● **RECORDS FOR THE TASK**:
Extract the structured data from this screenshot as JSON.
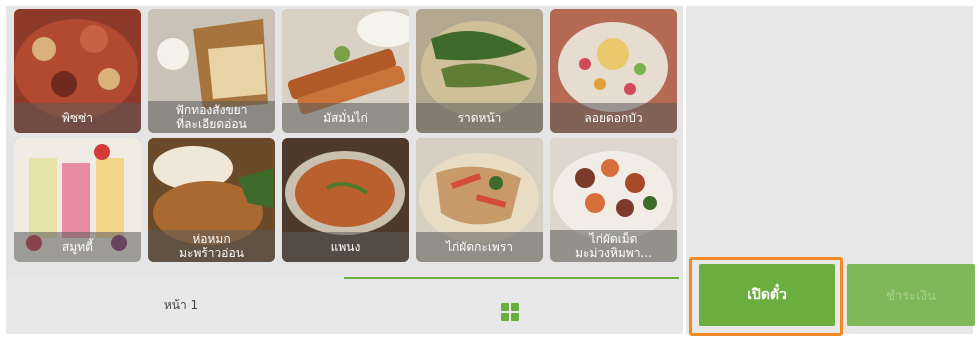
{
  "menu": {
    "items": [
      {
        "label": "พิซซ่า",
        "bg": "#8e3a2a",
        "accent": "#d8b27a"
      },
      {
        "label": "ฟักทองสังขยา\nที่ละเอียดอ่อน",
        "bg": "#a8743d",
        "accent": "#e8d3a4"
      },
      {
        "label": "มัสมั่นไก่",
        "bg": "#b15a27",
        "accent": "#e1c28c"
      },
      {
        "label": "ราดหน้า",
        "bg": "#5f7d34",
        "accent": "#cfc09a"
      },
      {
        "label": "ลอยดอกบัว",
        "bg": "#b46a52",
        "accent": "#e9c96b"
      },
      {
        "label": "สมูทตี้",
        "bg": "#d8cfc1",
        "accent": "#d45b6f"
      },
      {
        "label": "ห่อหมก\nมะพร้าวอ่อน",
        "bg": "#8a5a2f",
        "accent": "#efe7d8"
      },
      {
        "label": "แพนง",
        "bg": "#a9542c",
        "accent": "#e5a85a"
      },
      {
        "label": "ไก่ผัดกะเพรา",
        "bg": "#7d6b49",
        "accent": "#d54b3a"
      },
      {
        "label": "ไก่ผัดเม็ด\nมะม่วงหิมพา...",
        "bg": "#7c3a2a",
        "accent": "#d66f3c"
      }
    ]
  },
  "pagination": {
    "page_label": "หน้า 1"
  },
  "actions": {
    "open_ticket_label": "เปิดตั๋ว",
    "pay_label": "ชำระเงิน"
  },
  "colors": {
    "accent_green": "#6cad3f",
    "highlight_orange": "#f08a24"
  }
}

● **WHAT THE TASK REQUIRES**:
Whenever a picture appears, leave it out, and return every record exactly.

● **ANSWER BELOW**:
Extract the structured data from this screenshot as JSON.
{
  "menu": {
    "items": [
      {
        "label": "พิซซ่า",
        "bg": "#8e3a2a",
        "accent": "#d8b27a"
      },
      {
        "label": "ฟักทองสังขยา\nที่ละเอียดอ่อน",
        "bg": "#a8743d",
        "accent": "#e8d3a4"
      },
      {
        "label": "มัสมั่นไก่",
        "bg": "#b15a27",
        "accent": "#e1c28c"
      },
      {
        "label": "ราดหน้า",
        "bg": "#5f7d34",
        "accent": "#cfc09a"
      },
      {
        "label": "ลอยดอกบัว",
        "bg": "#b46a52",
        "accent": "#e9c96b"
      },
      {
        "label": "สมูทตี้",
        "bg": "#d8cfc1",
        "accent": "#d45b6f"
      },
      {
        "label": "ห่อหมก\nมะพร้าวอ่อน",
        "bg": "#8a5a2f",
        "accent": "#efe7d8"
      },
      {
        "label": "แพนง",
        "bg": "#a9542c",
        "accent": "#e5a85a"
      },
      {
        "label": "ไก่ผัดกะเพรา",
        "bg": "#7d6b49",
        "accent": "#d54b3a"
      },
      {
        "label": "ไก่ผัดเม็ด\nมะม่วงหิมพา...",
        "bg": "#7c3a2a",
        "accent": "#d66f3c"
      }
    ]
  },
  "pagination": {
    "page_label": "หน้า 1"
  },
  "actions": {
    "open_ticket_label": "เปิดตั๋ว",
    "pay_label": "ชำระเงิน"
  },
  "colors": {
    "accent_green": "#6cad3f",
    "highlight_orange": "#f08a24"
  }
}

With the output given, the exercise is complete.